The human brain truly is a wonder. It is capable of complex mathematical tasks, sophisticated language and communication skills, and problem-solving abilities that are unparalleled in the animal kingdom.
Yet, while we may feel our minds are unique, many people often fall victim to the same psychological traps. These mistakes can have huge financial consequences in the investment world.
Let’s examine some of the most common mind-tricks investors encounter and how they could be losing you money on your portfolio.
Many people are prone to fixating on a particular reference point and basing all future decisions on that metric. This is called anchoring, and it can create a number of problems for high-net-worth investors.
For example, you may receive excellent returns on a company’s stock when you first invest, making you naturally inclined to favour that business in the future and ignore any negative indicators contradicting that opinion.
Remember that financial markets are fickle, so remain flexible to changing conditions and seek professional advice when considering large-scale investment decisions.
Confidence can be a powerful weapon when investing, while overconfidence or narcissism may be your downfall. It is not uncommon for investors, particularly those who are on a hot streak, to believe they know more than independent financial experts.
“This better-than-thou syndrome isn’t unique to individual investors. Most institutional pensions and endowments routinely underperform a simple basket of low-cost index funds,” Rick Ferri, founder of Portfolio Solutions, told the Wall Street Journal.
Investors should always underpin their natural decision-making capabilities with help and guidance from investment specialists who can provide access to the right tools and market research.
Mob mentality is a common instinct in humans. There is safety in numbers, and banding together was a crucial survival tactic among our ancestors.
Unfortunately, following the crowd when investing can be a dangerous game. People are often quick to dump stocks if a company receives bad press or get caught up in a buying frenzy when a firm becomes trendy.
You should avoid the temptation to jump on the bandwagon. Instead, base your decisions on objective research and analysis of an investment’s true value.
Research from earlier this year showed institutional investors are influenced by arbitrary factors such as the weather when choosing to buy or sell stocks.
Case Western Reserve University scientists confirmed sunny skies encourage a buying mentality, while cloudy conditions are more likely to make investors abandon their investments.
The researchers said that while it was well known retail clients are prone to psychological biases, it was surprising that sophisticated professional investors were equally susceptible.
Studies have shown that a loss is twice as intense, psychologically, as a gain. This creates an interesting behavioural habit in humans whereby we try to avoid losses at all costs – and beyond any reasonable justification.
Investors often hold onto stocks that have plummeted in value, with the hope that they will eventually come good. Often, this is wishful thinking and admitting defeat would enable you to reinvest the money elsewhere.

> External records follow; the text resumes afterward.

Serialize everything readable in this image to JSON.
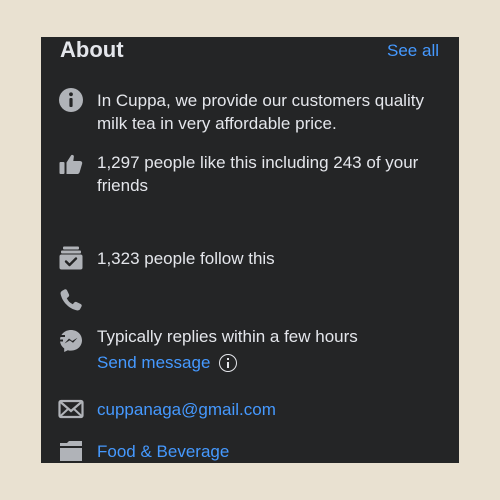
{
  "header": {
    "title": "About",
    "see_all_label": "See all"
  },
  "items": {
    "description": "In Cuppa, we provide our customers quality milk tea in very affordable price.",
    "likes": "1,297 people like this including 243 of your friends",
    "follows": "1,323 people follow this",
    "reply_time": "Typically replies within a few hours",
    "send_message_label": "Send message",
    "email": "cuppanaga@gmail.com",
    "category": "Food & Beverage"
  },
  "colors": {
    "background": "#e9e1d1",
    "panel": "#242526",
    "text": "#e4e6eb",
    "icon": "#b0b3b8",
    "link": "#4599ff"
  },
  "icons": [
    "info-icon",
    "thumbs-up-icon",
    "follow-icon",
    "phone-icon",
    "messenger-icon",
    "email-icon",
    "category-icon"
  ]
}
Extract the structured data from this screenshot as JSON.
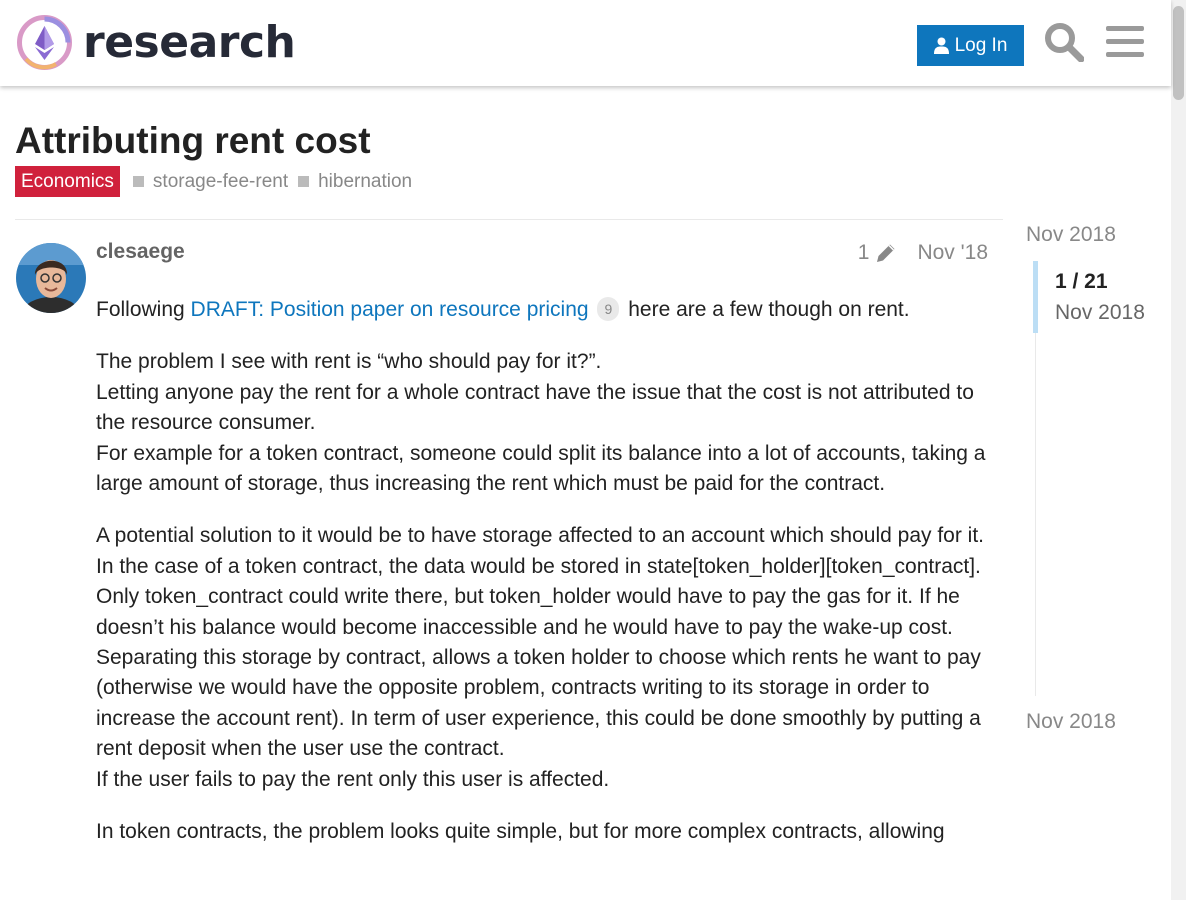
{
  "header": {
    "logo_text": "research",
    "login_label": "Log In"
  },
  "topic": {
    "title": "Attributing rent cost",
    "category": "Economics",
    "tags": [
      "storage-fee-rent",
      "hibernation"
    ]
  },
  "post": {
    "username": "clesaege",
    "edit_count": "1",
    "date": "Nov '18",
    "link_text": "DRAFT: Position paper on resource pricing",
    "link_clicks": "9",
    "paragraphs": {
      "p1_before": "Following ",
      "p1_after": " here are a few though on rent.",
      "p2": "The problem I see with rent is “who should pay for it?”.\nLetting anyone pay the rent for a whole contract have the issue that the cost is not attributed to the resource consumer.\nFor example for a token contract, someone could split its balance into a lot of accounts, taking a large amount of storage, thus increasing the rent which must be paid for the contract.",
      "p3": "A potential solution to it would be to have storage affected to an account which should pay for it. In the case of a token contract, the data would be stored in state[token_holder][token_contract]. Only token_contract could write there, but token_holder would have to pay the gas for it. If he doesn’t his balance would become inaccessible and he would have to pay the wake-up cost.\nSeparating this storage by contract, allows a token holder to choose which rents he want to pay (otherwise we would have the opposite problem, contracts writing to its storage in order to increase the account rent). In term of user experience, this could be done smoothly by putting a rent deposit when the user use the contract.\nIf the user fails to pay the rent only this user is affected.",
      "p4": "In token contracts, the problem looks quite simple, but for more complex contracts, allowing"
    }
  },
  "timeline": {
    "start_date": "Nov 2018",
    "position": "1 / 21",
    "position_date": "Nov 2018",
    "end_date": "Nov 2018"
  },
  "colors": {
    "accent": "#0e76bd",
    "category": "#d0213c"
  },
  "icons": [
    "user-icon",
    "search-icon",
    "hamburger-menu-icon",
    "pencil-icon"
  ]
}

Understanding when to cut your losses is a crucial skill for investors who want to optimise their portfolio and achieve the best returns.
No one is perfect, and it’s likely that all investors suffer these and other psychological traps when making big decisions on how to protect and build their wealth.

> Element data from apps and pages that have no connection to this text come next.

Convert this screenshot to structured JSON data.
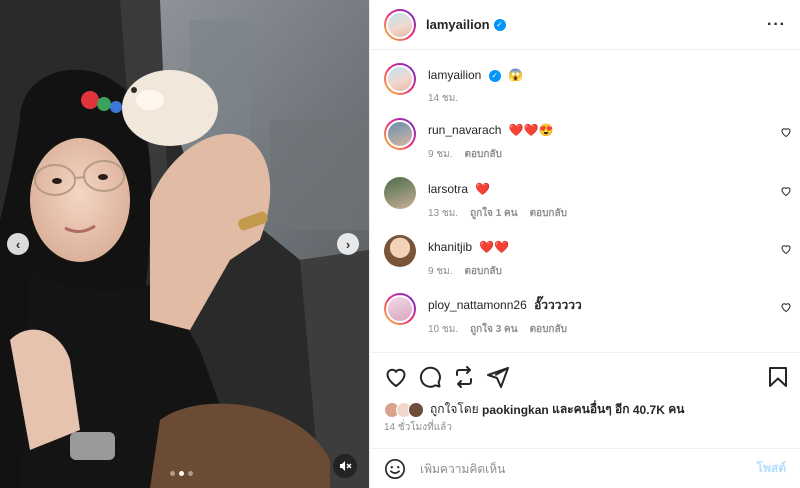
{
  "post": {
    "author": "lamyailion",
    "verified": true,
    "caption_emoji": "😱"
  },
  "caption": {
    "user": "lamyailion",
    "time": "14 ชม."
  },
  "comments": [
    {
      "user": "run_navarach",
      "text": "❤️❤️😍",
      "time": "9 ชม.",
      "likes": "",
      "reply": "ตอบกลับ"
    },
    {
      "user": "larsotra",
      "text": "❤️",
      "time": "13 ชม.",
      "likes": "ถูกใจ 1 คน",
      "reply": "ตอบกลับ"
    },
    {
      "user": "khanitjib",
      "text": "❤️❤️",
      "time": "9 ชม.",
      "likes": "",
      "reply": "ตอบกลับ"
    },
    {
      "user": "ploy_nattamonn26",
      "text": "อั๊วววววว",
      "time": "10 ชม.",
      "likes": "ถูกใจ 3 คน",
      "reply": "ตอบกลับ"
    }
  ],
  "likes": {
    "prefix": "ถูกใจโดย",
    "user": "paokingkan",
    "middle": "และคนอื่นๆ อีก",
    "count": "40.7K",
    "suffix": "คน"
  },
  "timestamp": "14 ชั่วโมงที่แล้ว",
  "composer": {
    "placeholder": "เพิ่มความคิดเห็น",
    "post_label": "โพสต์"
  },
  "carousel": {
    "prev_glyph": "‹",
    "next_glyph": "›",
    "slides": 3,
    "active_slide": 2
  },
  "icons": {
    "header": "more-options-icon",
    "actions": [
      "heart-icon",
      "comment-icon",
      "share-icon",
      "send-icon",
      "bookmark-icon"
    ],
    "composer": "emoji-icon",
    "media": "muted-icon"
  },
  "colors": {
    "verified": "#0095f6",
    "heart_red": "#ed4956",
    "post_button": "#b2dffc",
    "muted_text": "#8e8e8e"
  }
}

The key is to partner with independent industry experts with the skills and experience to ensure your investment choices are based on the best research, analysis and administration support.

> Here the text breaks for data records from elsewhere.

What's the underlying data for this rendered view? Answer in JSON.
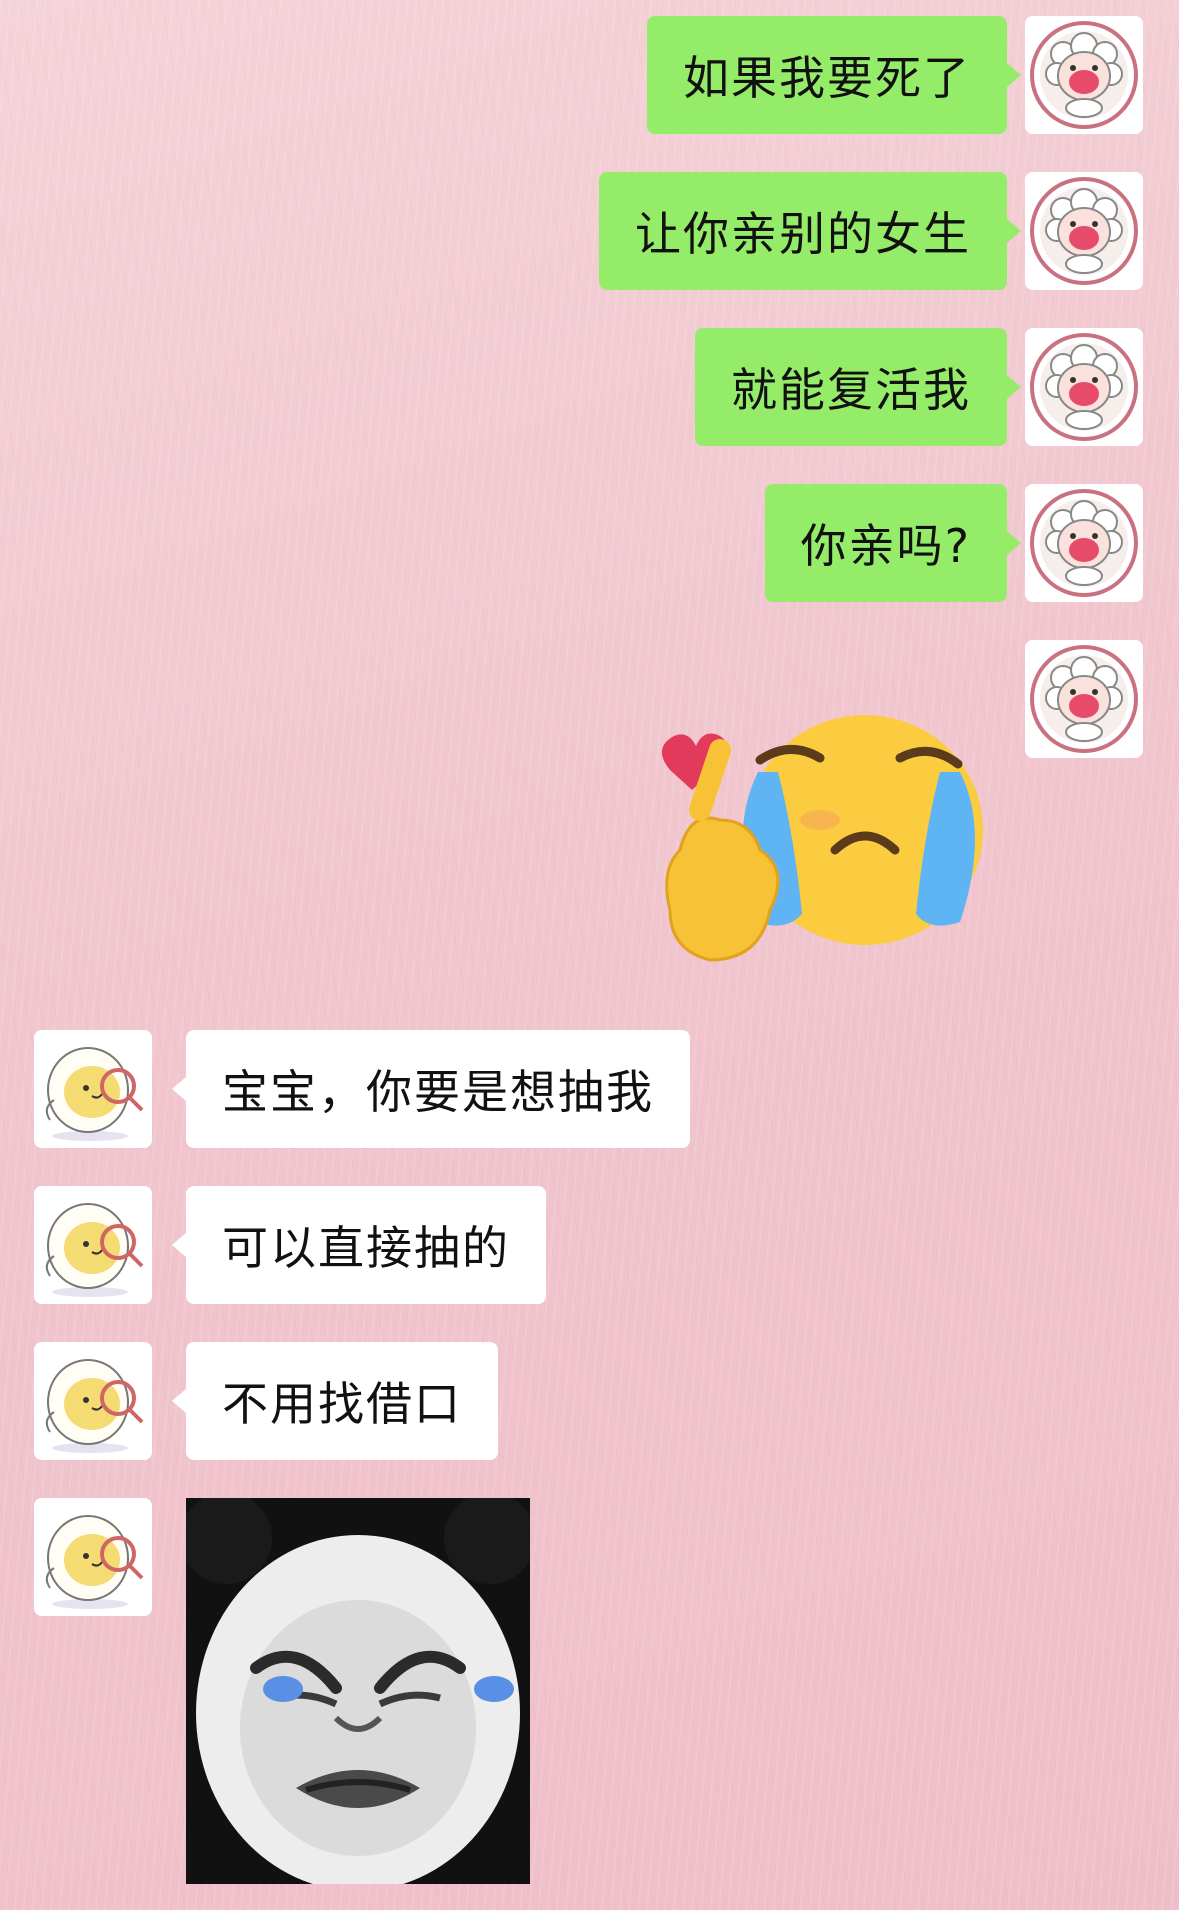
{
  "conversation": {
    "outgoing": [
      {
        "text": "如果我要死了"
      },
      {
        "text": "让你亲别的女生"
      },
      {
        "text": "就能复活我"
      },
      {
        "text": "你亲吗?"
      }
    ],
    "outgoing_sticker": {
      "icon": "crying-face-finger-heart-sticker"
    },
    "incoming": [
      {
        "text": "宝宝，你要是想抽我"
      },
      {
        "text": "可以直接抽的"
      },
      {
        "text": "不用找借口"
      }
    ],
    "incoming_sticker": {
      "icon": "crying-panda-face-sticker"
    }
  },
  "colors": {
    "outgoing_bubble": "#95ec69",
    "incoming_bubble": "#ffffff",
    "background": "#f1c6ce"
  },
  "avatars": {
    "self": {
      "icon": "sheep-avatar-icon"
    },
    "other": {
      "icon": "egg-chick-avatar-icon"
    }
  }
}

To learn more about Affinity Capital’s range of services for professional investors, please contact us today.